(Entries supplied)
--- START ---

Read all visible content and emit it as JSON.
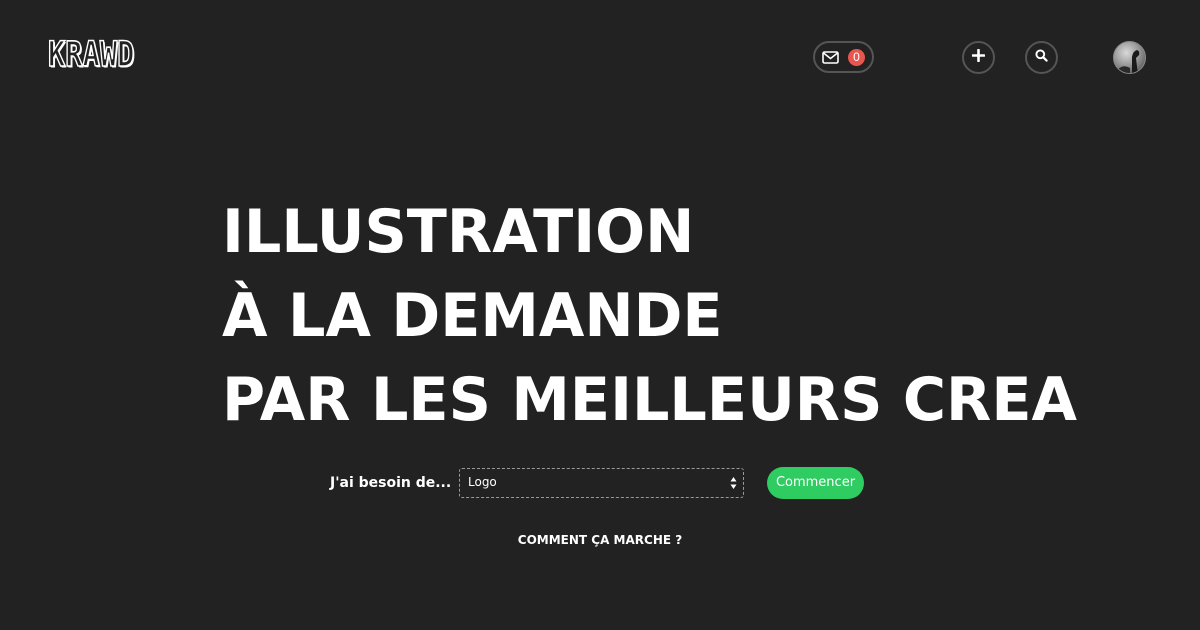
{
  "header": {
    "logo_text": "KRAWD",
    "messages_count": "0",
    "icons": {
      "messages": "envelope-icon",
      "add": "plus-icon",
      "search": "search-icon",
      "avatar": "user-avatar"
    }
  },
  "hero": {
    "lines": [
      "ILLUSTRATION",
      "À LA DEMANDE",
      "PAR LES MEILLEURS CREA"
    ]
  },
  "form": {
    "need_label": "J'ai besoin de...",
    "select_value": "Logo",
    "start_label": "Commencer"
  },
  "how_it_works_label": "COMMENT ÇA MARCHE ?",
  "colors": {
    "background": "#222222",
    "accent_green": "#2ecc61",
    "badge_red": "#e8574f",
    "text": "#ffffff"
  }
}
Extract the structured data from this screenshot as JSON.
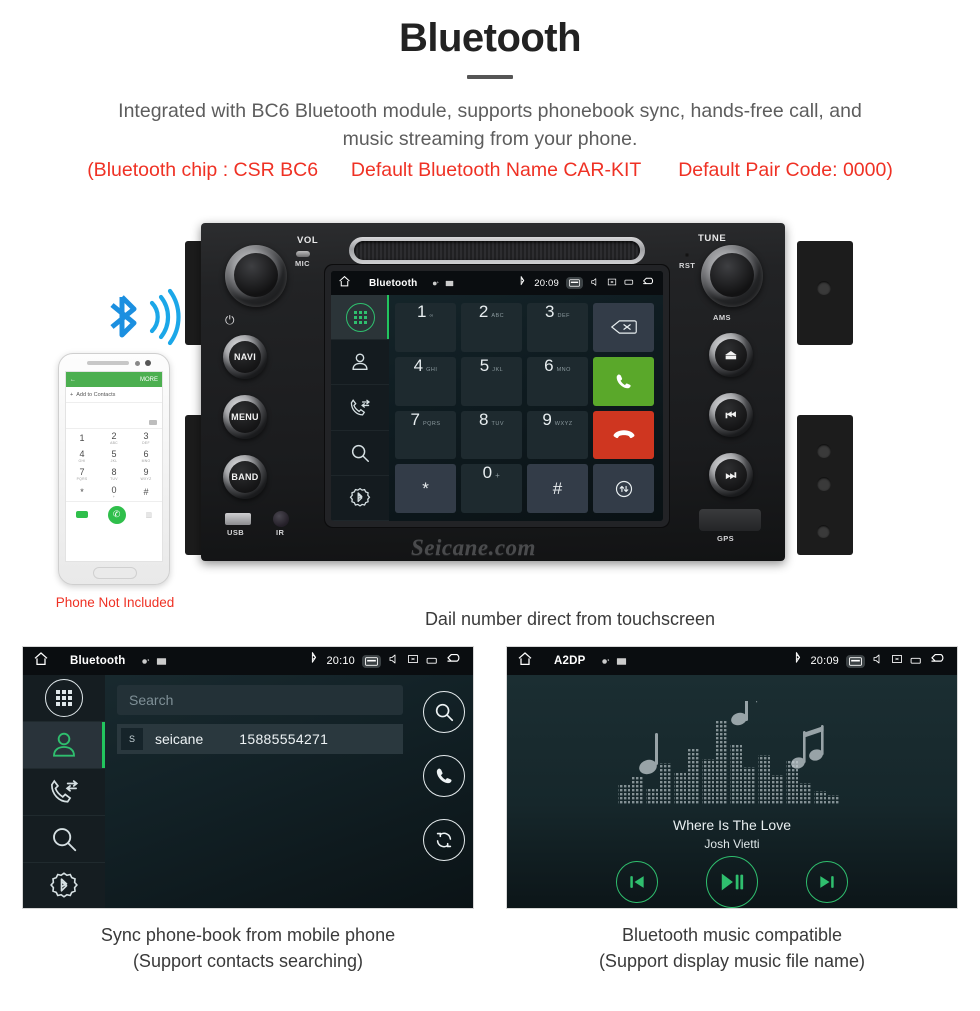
{
  "header": {
    "title": "Bluetooth",
    "subtitle_line1": "Integrated with BC6 Bluetooth module, supports phonebook sync, hands-free call, and",
    "subtitle_line2": "music streaming from your phone.",
    "note_chip": "(Bluetooth chip : CSR BC6",
    "note_name": "Default Bluetooth Name CAR-KIT",
    "note_pair": "Default Pair Code: 0000)",
    "accent_red": "#ef3124",
    "title_color": "#222222",
    "subtitle_color": "#5d5d5d"
  },
  "phone_mock": {
    "more_label": "MORE",
    "back_arrow": "←",
    "add_contacts": "Add to Contacts",
    "plus": "+",
    "keys": [
      {
        "num": "1",
        "sub": ""
      },
      {
        "num": "2",
        "sub": "ABC"
      },
      {
        "num": "3",
        "sub": "DEF"
      },
      {
        "num": "4",
        "sub": "GHI"
      },
      {
        "num": "5",
        "sub": "JKL"
      },
      {
        "num": "6",
        "sub": "MNO"
      },
      {
        "num": "7",
        "sub": "PQRS"
      },
      {
        "num": "8",
        "sub": "TUV"
      },
      {
        "num": "9",
        "sub": "WXYZ"
      },
      {
        "num": "*",
        "sub": ""
      },
      {
        "num": "0",
        "sub": "+"
      },
      {
        "num": "#",
        "sub": ""
      }
    ],
    "call_glyph": "✆",
    "not_included_label": "Phone Not Included"
  },
  "head_unit": {
    "vol_label": "VOL",
    "mic_label": "MIC",
    "power_glyph": "⏻",
    "tune_label": "TUNE",
    "rst_label": "RST",
    "ams_label": "AMS",
    "usb_label": "USB",
    "ir_label": "IR",
    "gps_label": "GPS",
    "watermark": "Seicane.com",
    "left_buttons": [
      "NAVI",
      "MENU",
      "BAND"
    ],
    "right_buttons": [
      {
        "name": "eject-button",
        "glyph": "⏏"
      },
      {
        "name": "previous-track-button",
        "glyph": "⏮"
      },
      {
        "name": "next-track-button",
        "glyph": "⏭"
      }
    ]
  },
  "main_screen": {
    "status": {
      "title": "Bluetooth",
      "time": "20:09",
      "home_icon": "home-icon",
      "bluetooth_icon": "bluetooth-icon",
      "keyboard_icon": "keyboard-icon",
      "mute_icon": "mute-icon",
      "close_icon": "close-window-icon",
      "window_icon": "window-icon",
      "back_icon": "back-arrow-icon"
    },
    "rail": [
      {
        "name": "sidebar-dialpad",
        "label": "dialpad-icon",
        "active": true
      },
      {
        "name": "sidebar-contacts",
        "label": "contacts-icon",
        "active": false
      },
      {
        "name": "sidebar-call-history",
        "label": "call-history-icon",
        "active": false
      },
      {
        "name": "sidebar-search",
        "label": "search-icon",
        "active": false
      },
      {
        "name": "sidebar-bt-settings",
        "label": "bluetooth-settings-icon",
        "active": false
      }
    ],
    "keypad": [
      {
        "type": "num",
        "num": "1",
        "sub": "∞"
      },
      {
        "type": "num",
        "num": "2",
        "sub": "ABC"
      },
      {
        "type": "num",
        "num": "3",
        "sub": "DEF"
      },
      {
        "type": "alt",
        "num": "⌫",
        "sub": "",
        "name": "backspace-key"
      },
      {
        "type": "num",
        "num": "4",
        "sub": "GHI"
      },
      {
        "type": "num",
        "num": "5",
        "sub": "JKL"
      },
      {
        "type": "num",
        "num": "6",
        "sub": "MNO"
      },
      {
        "type": "green",
        "num": "✆",
        "sub": "",
        "name": "call-key"
      },
      {
        "type": "num",
        "num": "7",
        "sub": "PQRS"
      },
      {
        "type": "num",
        "num": "8",
        "sub": "TUV"
      },
      {
        "type": "num",
        "num": "9",
        "sub": "WXYZ"
      },
      {
        "type": "red",
        "num": "✆",
        "sub": "",
        "name": "hangup-key"
      },
      {
        "type": "alt",
        "num": "*",
        "sub": "",
        "name": "star-key"
      },
      {
        "type": "num",
        "num": "0",
        "sub": "+"
      },
      {
        "type": "alt",
        "num": "#",
        "sub": "",
        "name": "hash-key"
      },
      {
        "type": "alt",
        "num": "⇅",
        "sub": "",
        "name": "transfer-audio-key"
      }
    ],
    "caption": "Dail number direct from touchscreen"
  },
  "phonebook_panel": {
    "status": {
      "title": "Bluetooth",
      "time": "20:10"
    },
    "search_placeholder": "Search",
    "contact": {
      "letter": "S",
      "name": "seicane",
      "number": "15885554271"
    },
    "actions": [
      {
        "name": "search-contacts-button",
        "glyph": "search"
      },
      {
        "name": "call-contact-button",
        "glyph": "phone"
      },
      {
        "name": "sync-contacts-button",
        "glyph": "sync"
      }
    ],
    "caption_line1": "Sync phone-book from mobile phone",
    "caption_line2": "(Support contacts searching)"
  },
  "music_panel": {
    "status": {
      "title": "A2DP",
      "time": "20:09"
    },
    "song_title": "Where Is The Love",
    "artist": "Josh Vietti",
    "controls": [
      {
        "name": "previous-button",
        "glyph": "prev"
      },
      {
        "name": "play-pause-button",
        "glyph": "playpause"
      },
      {
        "name": "next-button",
        "glyph": "next"
      }
    ],
    "accent_green": "#2fbf6e",
    "caption_line1": "Bluetooth music compatible",
    "caption_line2": "(Support display music file name)"
  }
}
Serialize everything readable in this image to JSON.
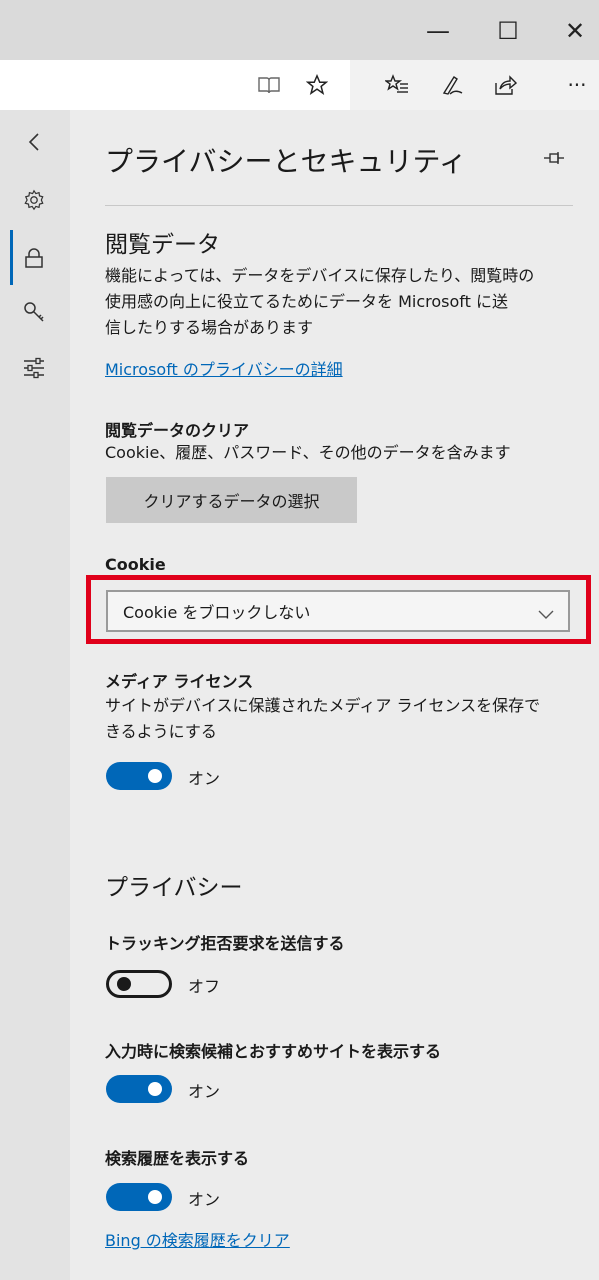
{
  "window_controls": {
    "minimize": "—",
    "maximize": "☐",
    "close": "✕"
  },
  "toolbar": {
    "more_label": "···"
  },
  "icons": {
    "reading_view": "reading-view-icon",
    "favorite": "star-icon",
    "favorites_hub": "favorites-list-icon",
    "web_note": "pen-icon",
    "share": "share-icon",
    "back": "chevron-left-icon",
    "settings": "gear-icon",
    "privacy": "lock-icon",
    "passwords": "key-icon",
    "advanced": "sliders-icon",
    "pin": "pin-icon"
  },
  "panel": {
    "title": "プライバシーとセキュリティ",
    "browsing_data": {
      "heading": "閲覧データ",
      "description_lines": [
        "機能によっては、データをデバイスに保存したり、閲覧時の",
        "使用感の向上に役立てるためにデータを Microsoft に送",
        "信したりする場合があります"
      ],
      "link": "Microsoft のプライバシーの詳細"
    },
    "clear_data": {
      "label": "閲覧データのクリア",
      "description": "Cookie、履歴、パスワード、その他のデータを含みます",
      "button": "クリアするデータの選択"
    },
    "cookie": {
      "label": "Cookie",
      "selected": "Cookie をブロックしない"
    },
    "media_license": {
      "label": "メディア ライセンス",
      "description_lines": [
        "サイトがデバイスに保護されたメディア ライセンスを保存で",
        "きるようにする"
      ],
      "toggle_text": "オン",
      "on": true
    },
    "privacy": {
      "heading": "プライバシー",
      "dnt": {
        "label": "トラッキング拒否要求を送信する",
        "toggle_text": "オフ",
        "on": false
      },
      "suggestions": {
        "label": "入力時に検索候補とおすすめサイトを表示する",
        "toggle_text": "オン",
        "on": true
      },
      "search_history": {
        "label": "検索履歴を表示する",
        "toggle_text": "オン",
        "on": true
      },
      "bing_link": "Bing の検索履歴をクリア"
    }
  },
  "colors": {
    "accent": "#0067b8",
    "highlight": "#e0001a"
  }
}
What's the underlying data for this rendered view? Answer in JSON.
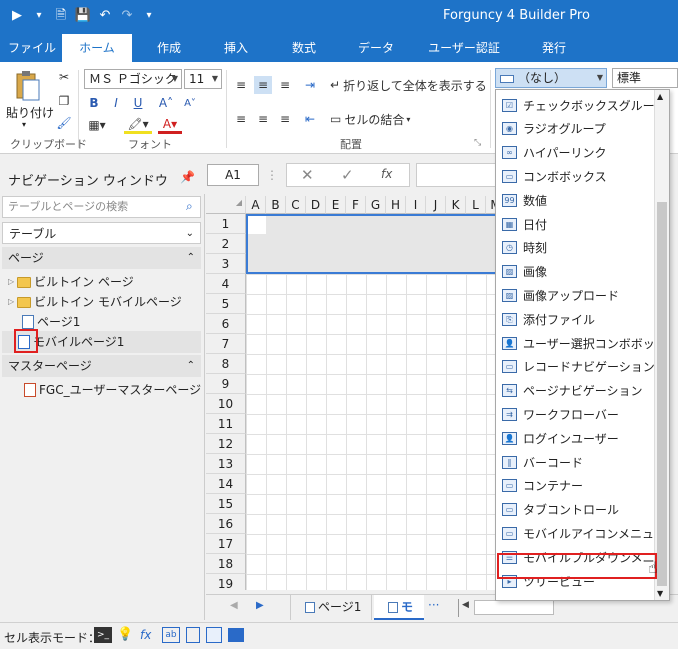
{
  "app": {
    "title": "Forguncy 4 Builder Pro"
  },
  "tabs": [
    "ファイル",
    "ホーム",
    "作成",
    "挿入",
    "数式",
    "データ",
    "ユーザー認証",
    "発行"
  ],
  "ribbon": {
    "paste_label": "貼り付け",
    "clipboard_label": "クリップボード",
    "font_name": "ＭＳ Ｐゴシック",
    "font_size": "11",
    "font_group_label": "フォント",
    "wrap_label": "折り返して全体を表示する",
    "merge_label": "セルの結合",
    "align_group_label": "配置",
    "celltype_selected": "（なし）",
    "style_value": "標準"
  },
  "formula_bar": {
    "cell_ref": "A1",
    "fx": "fx"
  },
  "nav": {
    "title": "ナビゲーション ウィンドウ",
    "search_placeholder": "テーブルとページの検索",
    "table_section": "テーブル",
    "page_section": "ページ",
    "pages": [
      "ビルトイン ページ",
      "ビルトイン モバイルページ",
      "ページ1",
      "モバイルページ1"
    ],
    "master_section": "マスターページ",
    "masters": [
      "FGC_ユーザーマスターページ"
    ]
  },
  "grid": {
    "columns": [
      "A",
      "B",
      "C",
      "D",
      "E",
      "F",
      "G",
      "H",
      "I",
      "J",
      "K",
      "L",
      "M"
    ],
    "rows": [
      "1",
      "2",
      "3",
      "4",
      "5",
      "6",
      "7",
      "8",
      "9",
      "10",
      "11",
      "12",
      "13",
      "14",
      "15",
      "16",
      "17",
      "18",
      "19"
    ]
  },
  "sheet_tabs": [
    "ページ1",
    "モ"
  ],
  "status": {
    "label": "セル表示モード："
  },
  "dropdown_items": [
    "チェックボックスグループ",
    "ラジオグループ",
    "ハイパーリンク",
    "コンボボックス",
    "数値",
    "日付",
    "時刻",
    "画像",
    "画像アップロード",
    "添付ファイル",
    "ユーザー選択コンボボックス",
    "レコードナビゲーション",
    "ページナビゲーション",
    "ワークフローバー",
    "ログインユーザー",
    "バーコード",
    "コンテナー",
    "タブコントロール",
    "モバイルアイコンメニュー",
    "モバイルプルダウンメニュー",
    "ツリービュー"
  ]
}
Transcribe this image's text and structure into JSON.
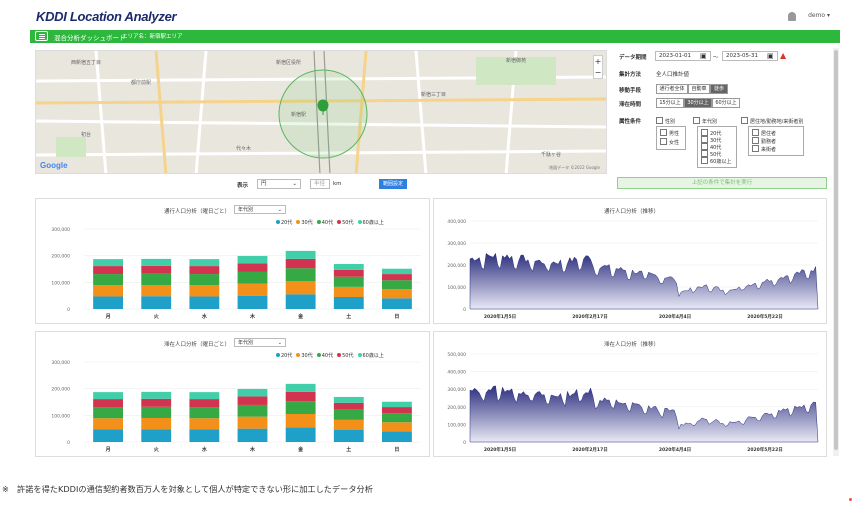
{
  "header": {
    "logo_kddi": "KDDI",
    "logo_rest": " Location Analyzer",
    "user": "demo ▾"
  },
  "greenbar": {
    "title": "混合分析ダッシュボード",
    "area_label": "エリア名：新宿駅エリア"
  },
  "map": {
    "labels": [
      {
        "text": "西新宿五丁目",
        "x": 35,
        "y": 8
      },
      {
        "text": "新宿区役所",
        "x": 240,
        "y": 8
      },
      {
        "text": "新宿御苑",
        "x": 470,
        "y": 6
      },
      {
        "text": "都庁前駅",
        "x": 95,
        "y": 28
      },
      {
        "text": "新宿駅",
        "x": 255,
        "y": 60
      },
      {
        "text": "代々木",
        "x": 200,
        "y": 94
      },
      {
        "text": "新宿三丁目",
        "x": 385,
        "y": 40
      },
      {
        "text": "初台",
        "x": 45,
        "y": 80
      },
      {
        "text": "千駄ヶ谷",
        "x": 505,
        "y": 100
      }
    ],
    "copyright": "地図データ ©2022 Google"
  },
  "controls": {
    "period_label": "データ期間",
    "date_from": "2023-01-01",
    "date_to": "2023-05-31",
    "tilde": "〜",
    "method_label": "集計方法",
    "method_value": "全人口推計値",
    "transport_label": "移動手段",
    "transport_options": [
      "通行者全体",
      "自動車",
      "徒歩"
    ],
    "stay_label": "滞在時間",
    "stay_options": [
      "15分以上",
      "30分以上",
      "60分以上"
    ],
    "attr_label": "属性条件",
    "gender_label": "性別",
    "gender_options": [
      "男性",
      "女性"
    ],
    "age_label": "年代別",
    "age_options": [
      "20代",
      "30代",
      "40代",
      "50代",
      "60歳以上"
    ],
    "residence_label": "居住地/勤務地/来街者別",
    "residence_options": [
      "居住者",
      "勤務者",
      "来街者"
    ],
    "exec_label": "上記の条件で集計を実行",
    "display_label": "表示",
    "display_value": "円",
    "radius_label": "半径",
    "radius_unit": "km",
    "apply_button": "範囲設定"
  },
  "panels": {
    "p1_title": "通行人口分析（曜日ごと）",
    "p2_title": "通行人口分析（推移）",
    "p3_title": "滞在人口分析（曜日ごと）",
    "p4_title": "滞在人口分析（推移）",
    "select_value": "年代別"
  },
  "colors": {
    "teal": "#1ea0c8",
    "orange": "#f39019",
    "green": "#36a844",
    "red": "#d2344f",
    "mint": "#40cfa8",
    "navy": "#2c2f7e"
  },
  "chart_data": [
    {
      "type": "bar",
      "stacked": true,
      "title": "通行人口分析（曜日ごと）",
      "categories": [
        "月",
        "火",
        "水",
        "木",
        "金",
        "土",
        "日"
      ],
      "series": [
        {
          "name": "20代",
          "values": [
            47000,
            48000,
            47000,
            50000,
            55000,
            45000,
            40000
          ]
        },
        {
          "name": "30代",
          "values": [
            42000,
            42000,
            42000,
            45000,
            50000,
            38000,
            34000
          ]
        },
        {
          "name": "40代",
          "values": [
            42000,
            42000,
            42000,
            44000,
            48000,
            38000,
            34000
          ]
        },
        {
          "name": "50代",
          "values": [
            30000,
            30000,
            30000,
            32000,
            35000,
            26000,
            23000
          ]
        },
        {
          "name": "60歳以上",
          "values": [
            26000,
            26000,
            26000,
            28000,
            30000,
            22000,
            20000
          ]
        }
      ],
      "yticks": [
        "0",
        "100,000",
        "200,000",
        "300,000"
      ],
      "ylim": [
        0,
        300000
      ]
    },
    {
      "type": "area",
      "title": "通行人口分析（推移）",
      "xticks": [
        "2020年1月5日",
        "2020年2月17日",
        "2020年4月4日",
        "2020年5月22日"
      ],
      "yticks": [
        "0",
        "100,000",
        "200,000",
        "300,000",
        "400,000"
      ],
      "ylim": [
        0,
        400000
      ]
    },
    {
      "type": "bar",
      "stacked": true,
      "title": "滞在人口分析（曜日ごと）",
      "categories": [
        "月",
        "火",
        "水",
        "木",
        "金",
        "土",
        "日"
      ],
      "series": [
        {
          "name": "20代",
          "values": [
            47000,
            48000,
            47000,
            50000,
            55000,
            45000,
            40000
          ]
        },
        {
          "name": "30代",
          "values": [
            42000,
            42000,
            42000,
            45000,
            50000,
            38000,
            34000
          ]
        },
        {
          "name": "40代",
          "values": [
            42000,
            42000,
            42000,
            44000,
            48000,
            38000,
            34000
          ]
        },
        {
          "name": "50代",
          "values": [
            30000,
            30000,
            30000,
            32000,
            35000,
            26000,
            23000
          ]
        },
        {
          "name": "60歳以上",
          "values": [
            26000,
            26000,
            26000,
            28000,
            30000,
            22000,
            20000
          ]
        }
      ],
      "yticks": [
        "0",
        "100,000",
        "200,000",
        "300,000"
      ],
      "ylim": [
        0,
        300000
      ]
    },
    {
      "type": "area",
      "title": "滞在人口分析（推移）",
      "xticks": [
        "2020年1月5日",
        "2020年2月17日",
        "2020年4月4日",
        "2020年5月22日"
      ],
      "yticks": [
        "0",
        "100,000",
        "200,000",
        "300,000",
        "400,000",
        "500,000"
      ],
      "ylim": [
        0,
        500000
      ]
    }
  ],
  "footnote": "※　許諾を得たKDDIの通信契約者数百万人を対象として個人が特定できない形に加工したデータ分析"
}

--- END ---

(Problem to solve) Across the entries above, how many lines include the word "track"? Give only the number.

(Result of this task) 2